=== Data for this exercise ===

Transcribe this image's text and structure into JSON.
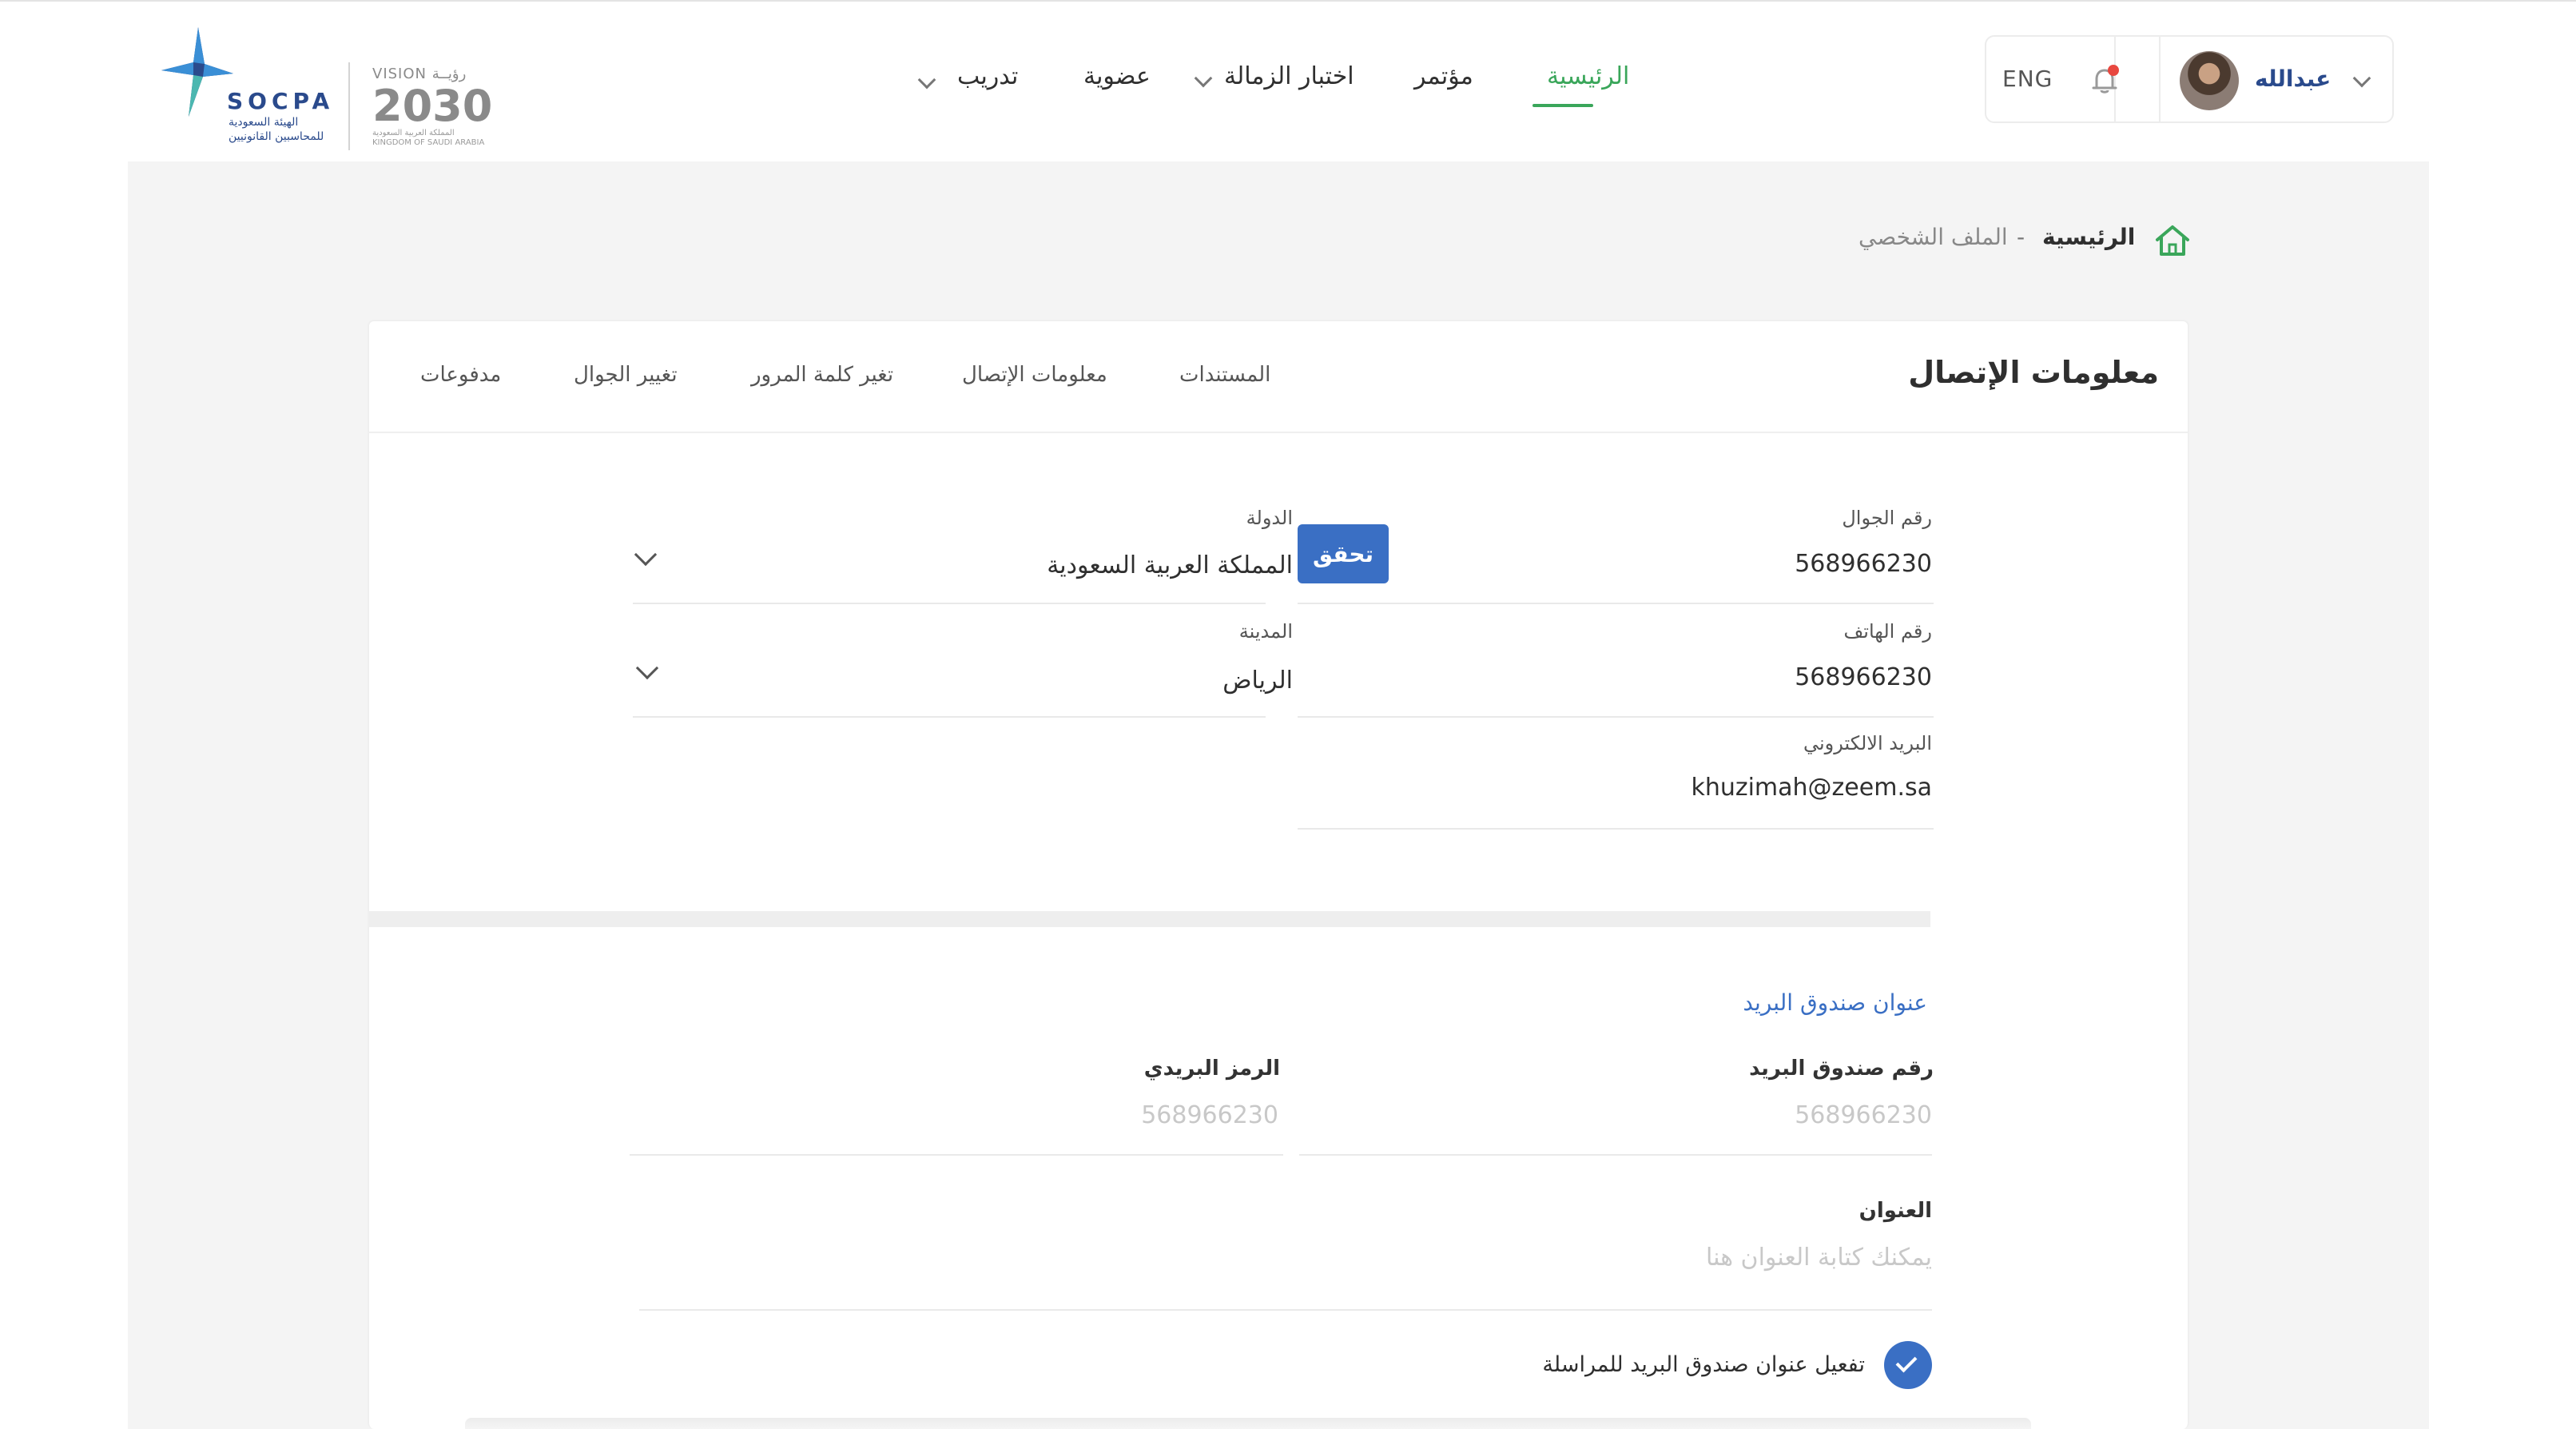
{
  "header": {
    "logo": {
      "socpa": "SOCPA",
      "socpa_ar": "الهيئة السعودية للمحاسبين القانونيين",
      "vision_top": "VISION رؤيــة",
      "vision_year": "2030",
      "vision_ar": "المملكة العربية السعودية KINGDOM OF SAUDI ARABIA"
    },
    "nav": {
      "home": "الرئيسية",
      "conference": "مؤتمر",
      "fellowship": "اختبار الزمالة",
      "membership": "عضوية",
      "training": "تدريب"
    },
    "lang": "ENG",
    "user_name": "عبدالله"
  },
  "breadcrumb": {
    "home": "الرئيسية",
    "separator": "-",
    "current": "الملف الشخصي"
  },
  "card": {
    "title": "معلومات الإتصال",
    "tabs": [
      "المستندات",
      "معلومات الإتصال",
      "تغير كلمة المرور",
      "تغيير الجوال",
      "مدفوعات"
    ]
  },
  "contact": {
    "mobile_label": "رقم الجوال",
    "mobile_value": "568966230",
    "verify_label": "تحقق",
    "phone_label": "رقم الهاتف",
    "phone_value": "568966230",
    "email_label": "البريد الالكتروني",
    "email_value": "khuzimah@zeem.sa",
    "country_label": "الدولة",
    "country_value": "المملكة العربية السعودية",
    "city_label": "المدينة",
    "city_value": "الرياض"
  },
  "po_box": {
    "section_title": "عنوان صندوق البريد",
    "box_label": "رقم صندوق البريد",
    "box_placeholder": "568966230",
    "zip_label": "الرمز البريدي",
    "zip_placeholder": "568966230",
    "address_label": "العنوان",
    "address_placeholder": "يمكنك كتابة العنوان هنا",
    "activate_label": "تفعيل عنوان صندوق البريد للمراسلة",
    "activate_checked": true
  },
  "colors": {
    "accent_green": "#3aa65a",
    "accent_blue": "#3a6fc4",
    "notification_dot": "#e8473f"
  }
}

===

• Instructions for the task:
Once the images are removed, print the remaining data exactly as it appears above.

• Task answer:
Transcribe this image's text and structure into JSON.
{
  "header": {
    "logo": {
      "socpa": "SOCPA",
      "socpa_ar": "الهيئة السعودية للمحاسبين القانونيين",
      "vision_top": "VISION رؤيــة",
      "vision_year": "2030",
      "vision_ar": "المملكة العربية السعودية KINGDOM OF SAUDI ARABIA"
    },
    "nav": {
      "home": "الرئيسية",
      "conference": "مؤتمر",
      "fellowship": "اختبار الزمالة",
      "membership": "عضوية",
      "training": "تدريب"
    },
    "lang": "ENG",
    "user_name": "عبدالله"
  },
  "breadcrumb": {
    "home": "الرئيسية",
    "separator": "-",
    "current": "الملف الشخصي"
  },
  "card": {
    "title": "معلومات الإتصال",
    "tabs": [
      "المستندات",
      "معلومات الإتصال",
      "تغير كلمة المرور",
      "تغيير الجوال",
      "مدفوعات"
    ]
  },
  "contact": {
    "mobile_label": "رقم الجوال",
    "mobile_value": "568966230",
    "verify_label": "تحقق",
    "phone_label": "رقم الهاتف",
    "phone_value": "568966230",
    "email_label": "البريد الالكتروني",
    "email_value": "khuzimah@zeem.sa",
    "country_label": "الدولة",
    "country_value": "المملكة العربية السعودية",
    "city_label": "المدينة",
    "city_value": "الرياض"
  },
  "po_box": {
    "section_title": "عنوان صندوق البريد",
    "box_label": "رقم صندوق البريد",
    "box_placeholder": "568966230",
    "zip_label": "الرمز البريدي",
    "zip_placeholder": "568966230",
    "address_label": "العنوان",
    "address_placeholder": "يمكنك كتابة العنوان هنا",
    "activate_label": "تفعيل عنوان صندوق البريد للمراسلة",
    "activate_checked": true
  },
  "colors": {
    "accent_green": "#3aa65a",
    "accent_blue": "#3a6fc4",
    "notification_dot": "#e8473f"
  }
}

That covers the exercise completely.